Early Christian Biblical Interpretation
In this seminar, we shall study the ways in which the Christian Bible, comprising the Old and the New Testament, was interpreted in the early Church. After a broad survey of the history of Biblical interpretation to the end of the sixth century, we shall focus on the exegesis of specific Biblical themes (The Creation Narrative; the Story of Cain and Abel; the Sacrifice of Isaac; themes from the Book of Daniel; the Adoration of the Magi; Christ's Entry into Jerusalem; Lazarus and the Rich Man). Primary sources will be read in English translation.
Emmanuel Papoutsakis Seminar: 1:30-4:20 pm M
Europe in the 20th Century
The course will explore problems of modernity in European society, culture, and politics from the First World War to the fall of communism in Russia and East Central Europe.

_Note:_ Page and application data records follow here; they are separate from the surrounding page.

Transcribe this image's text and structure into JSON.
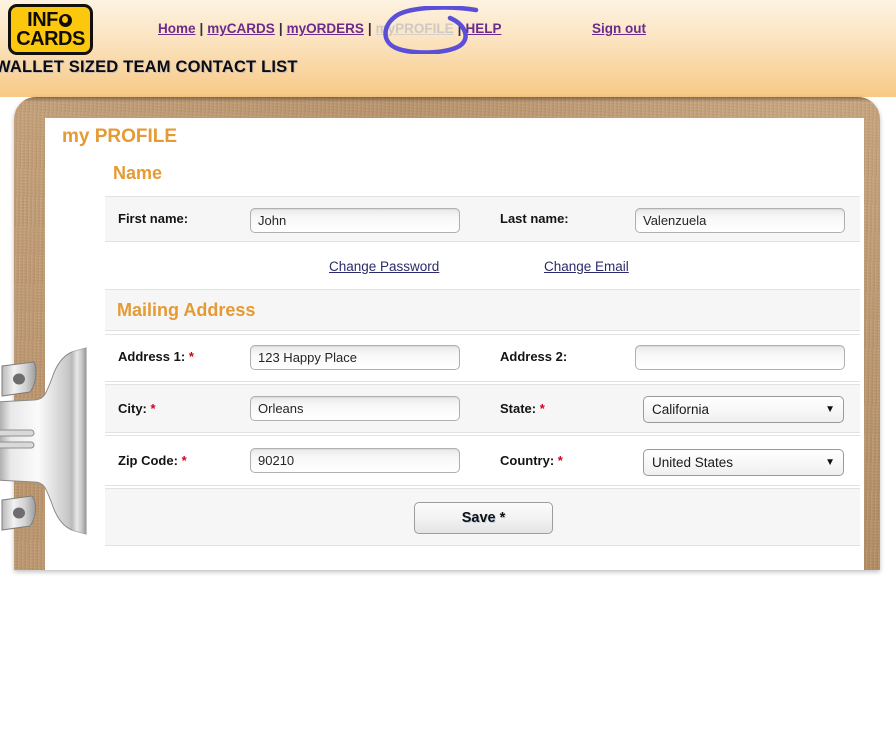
{
  "header": {
    "logo": {
      "line1": "INF",
      "line1_suffix": "O",
      "line2": "CARDS",
      "name": "INFO CARDS"
    },
    "nav": [
      {
        "label": "Home",
        "state": "enabled"
      },
      {
        "label": "myCARDS",
        "state": "enabled"
      },
      {
        "label": "myORDERS",
        "state": "enabled"
      },
      {
        "label": "myPROFILE",
        "state": "disabled"
      },
      {
        "label": "HELP",
        "state": "enabled"
      }
    ],
    "separator": "|",
    "signout_label": "Sign out",
    "tagline": "WALLET SIZED TEAM CONTACT LIST",
    "annotation": {
      "type": "hand-drawn-circle",
      "target": "myPROFILE",
      "color": "#5a4fd6"
    }
  },
  "page": {
    "title_prefix": "my ",
    "title_main": "PROFILE",
    "title_full": "my PROFILE"
  },
  "sections": {
    "name": {
      "heading": "Name",
      "fields": [
        {
          "label": "First name:",
          "value": "John",
          "required": false
        },
        {
          "label": "Last name:",
          "value": "Valenzuela",
          "required": false
        }
      ],
      "links": [
        {
          "label": "Change Password"
        },
        {
          "label": "Change Email"
        }
      ]
    },
    "mailing_address": {
      "heading": "Mailing Address",
      "required_marker": "*",
      "fields": [
        {
          "label": "Address 1:",
          "value": "123 Happy Place",
          "required": true,
          "type": "text"
        },
        {
          "label": "Address 2:",
          "value": "",
          "required": false,
          "type": "text"
        },
        {
          "label": "City:",
          "value": "Orleans",
          "required": true,
          "type": "text"
        },
        {
          "label": "State:",
          "value": "California",
          "required": true,
          "type": "select"
        },
        {
          "label": "Zip Code:",
          "value": "90210",
          "required": true,
          "type": "text"
        },
        {
          "label": "Country:",
          "value": "United States",
          "required": true,
          "type": "select"
        }
      ]
    }
  },
  "actions": {
    "save_label": "Save",
    "save_marker": "*"
  },
  "colors": {
    "accent_orange": "#e59a33",
    "logo_yellow": "#fcc80d",
    "link_purple": "#6b2b8d",
    "required_red": "#d0021b",
    "annotation_blue": "#5a4fd6",
    "clipboard_brown": "#b8926a"
  }
}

Part I will consider: the impact of the Great War, the crisis of liberal ideas and institutions, the ascent of communism and fascism. Part II deals with: post World War II justice and reconstruction, the cultural, and political divisions of the Cold War, and the Central European revolutions of 1989.

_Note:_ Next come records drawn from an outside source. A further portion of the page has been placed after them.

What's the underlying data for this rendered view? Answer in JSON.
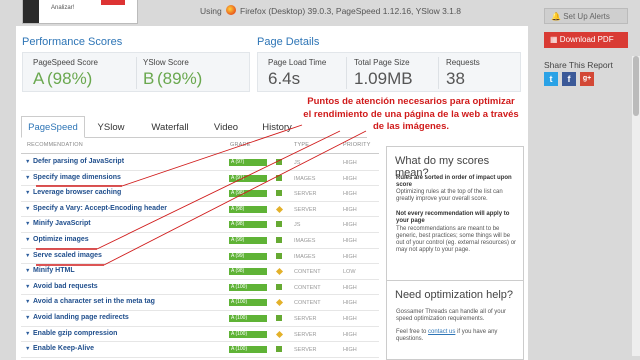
{
  "header": {
    "thumb_text": "Analizar!",
    "using_label": "Using",
    "using_value": "Firefox (Desktop) 39.0.3, PageSpeed 1.12.16, YSlow 3.1.8"
  },
  "performance": {
    "title": "Performance Scores",
    "pagespeed": {
      "label": "PageSpeed Score",
      "grade": "A",
      "value": "(98%)"
    },
    "yslow": {
      "label": "YSlow Score",
      "grade": "B",
      "value": "(89%)"
    }
  },
  "details": {
    "title": "Page Details",
    "load_time": {
      "label": "Page Load Time",
      "value": "6.4s"
    },
    "page_size": {
      "label": "Total Page Size",
      "value": "1.09MB"
    },
    "requests": {
      "label": "Requests",
      "value": "38"
    }
  },
  "tabs": [
    "PageSpeed",
    "YSlow",
    "Waterfall",
    "Video",
    "History"
  ],
  "table": {
    "headers": {
      "recommendation": "RECOMMENDATION",
      "grade": "GRADE",
      "type": "TYPE",
      "priority": "PRIORITY"
    },
    "rows": [
      {
        "name": "Defer parsing of JavaScript",
        "grade": "A (97)",
        "type": "JS",
        "priority": "HIGH",
        "icon": "green-square-icon"
      },
      {
        "name": "Specify image dimensions",
        "grade": "A (91)",
        "type": "IMAGES",
        "priority": "HIGH",
        "icon": "green-square-icon"
      },
      {
        "name": "Leverage browser caching",
        "grade": "A (98)",
        "type": "SERVER",
        "priority": "HIGH",
        "icon": "green-square-icon"
      },
      {
        "name": "Specify a Vary: Accept-Encoding header",
        "grade": "A (98)",
        "type": "SERVER",
        "priority": "HIGH",
        "icon": "diamond-icon"
      },
      {
        "name": "Minify JavaScript",
        "grade": "A (98)",
        "type": "JS",
        "priority": "HIGH",
        "icon": "green-square-icon"
      },
      {
        "name": "Optimize images",
        "grade": "A (99)",
        "type": "IMAGES",
        "priority": "HIGH",
        "icon": "green-square-icon"
      },
      {
        "name": "Serve scaled images",
        "grade": "A (99)",
        "type": "IMAGES",
        "priority": "HIGH",
        "icon": "green-square-icon"
      },
      {
        "name": "Minify HTML",
        "grade": "A (98)",
        "type": "CONTENT",
        "priority": "LOW",
        "icon": "diamond-icon"
      },
      {
        "name": "Avoid bad requests",
        "grade": "A (100)",
        "type": "CONTENT",
        "priority": "HIGH",
        "icon": "green-square-icon"
      },
      {
        "name": "Avoid a character set in the meta tag",
        "grade": "A (100)",
        "type": "CONTENT",
        "priority": "HIGH",
        "icon": "diamond-icon"
      },
      {
        "name": "Avoid landing page redirects",
        "grade": "A (100)",
        "type": "SERVER",
        "priority": "HIGH",
        "icon": "green-square-icon"
      },
      {
        "name": "Enable gzip compression",
        "grade": "A (100)",
        "type": "SERVER",
        "priority": "HIGH",
        "icon": "diamond-icon"
      },
      {
        "name": "Enable Keep-Alive",
        "grade": "A (100)",
        "type": "SERVER",
        "priority": "HIGH",
        "icon": "green-square-icon"
      }
    ]
  },
  "scores_box": {
    "title": "What do my scores mean?",
    "p1_bold": "Rules are sorted in order of impact upon score",
    "p1": "Optimizing rules at the top of the list can greatly improve your overall score.",
    "p2_bold": "Not every recommendation will apply to your page",
    "p2": "The recommendations are meant to be generic, best practices; some things will be out of your control (eg. external resources) or may not apply to your page."
  },
  "help_box": {
    "title": "Need optimization help?",
    "p1": "Gossamer Threads can handle all of your speed optimization requirements.",
    "p2_pre": "Feel free to",
    "p2_link": "contact us",
    "p2_post": "if you have any questions."
  },
  "annotation": "Puntos de atención necesarios para optimizar el rendimiento de una página de la web a través de las imágenes.",
  "right_panel": {
    "alerts_label": "Set Up Alerts",
    "pdf_label": "Download PDF",
    "share_label": "Share This Report",
    "share_icons": [
      "twitter-icon",
      "facebook-icon",
      "googleplus-icon"
    ]
  },
  "colors": {
    "accent": "#2e75b6",
    "grade_green": "#5fb336",
    "annotation_red": "#d01b1b",
    "pdf_red": "#d93b34"
  }
}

Anson G. Rabinbach Lecture: 11:00am-12:20pm MW
Topics in Country and Regional Economics: Economics of the European Union and Economies in Europe

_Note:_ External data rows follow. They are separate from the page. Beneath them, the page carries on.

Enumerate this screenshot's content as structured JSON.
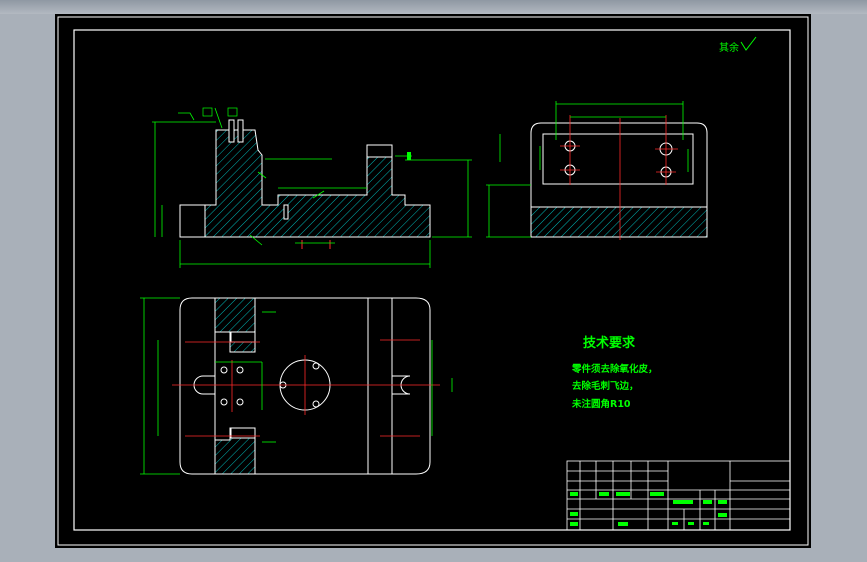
{
  "drawing": {
    "surface_roughness_note": "其余",
    "technical_requirements": {
      "title": "技术要求",
      "items": [
        "零件须去除氧化皮，",
        "去除毛刺飞边，",
        "未注圆角R10"
      ]
    }
  },
  "colors": {
    "canvas": "#000000",
    "frame": "#ffffff",
    "outline": "#ffffff",
    "hatch": "#00b8b8",
    "dimension": "#00ff00",
    "centerline": "#ff2a2a",
    "text": "#00ff00",
    "title_grid": "#ffffff",
    "annotation": "#00ffff"
  }
}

ECO 372/EPS 342
This course studies the economies of current and prospective European Union (EU) members and economic integration in Europe after 1945. It explores the political motivation for, and the economic implications of, the European Union's moves towards ever deeper integration and enlargement. Topics include policy-making in the EU, adoption of common trade, agricultural, regional and competition policy as well as European Monetary Union and its implications for fiscal and labor market policies. The course focuses on current economic challenges and uses economic analysis to study policy issues.
Silvia Weyerbrock Lecture: 1:30-2:50pm TTh
History of Anthropological Theory
This course is an introduction to fundamental theories and debates in social/cultural anthropology. We will examine the national and colonial origins of anthropology, considering how western encounters with non-western peoples in the 19th-20th centuries opened questions about human kinship, history, economy, religion, language, sexuality, and personhood that continue to shape the horizons of our thought today. We will study this inheritance critically, exploring the changing concepts, methods, and ethics of anthropological research and writing, and evaluate their bearing on questions of power, justice, and identity in the present.
Elizabeth A. Davis Lecture: 11:00am-12:20pm TTh
Introduction to Syriac
A systematic introduction to Syriac language. Close reading of selected passages of Syriac texts.
Emmanuel Papoutsakis Seminar: 11:00am-12:20pm MW
Religions of Late Antiquity Workshop
A weekly, year-long workshop providing students in the Religions of Late Antiquity with the opportunity to present their current research for discussion.
AnneMarie Luijendijk Workshop: 1:30-2:50pm M
Topics in Social Anthropology - States in Crisis
This seminar explores states in various kinds of crisis: their "weakness" and "failure," their borders and margins, their porosity and dysfunction, their proxies and pawning, their disasters and debts, their violence, their corruption - as well as opposition and threats to state power: dissidence, social movements, paramilitary organizations, communal and corporate sovereignty. Readings tack between theories of what the state is and is not, and recent ethnographies that propose critiques, re-imaginations, and oblique visions of the state - opening new avenues to examine agency, justice, economy, and social ties.
Elizabeth A. Davis Seminar: 1:30-4:20pm W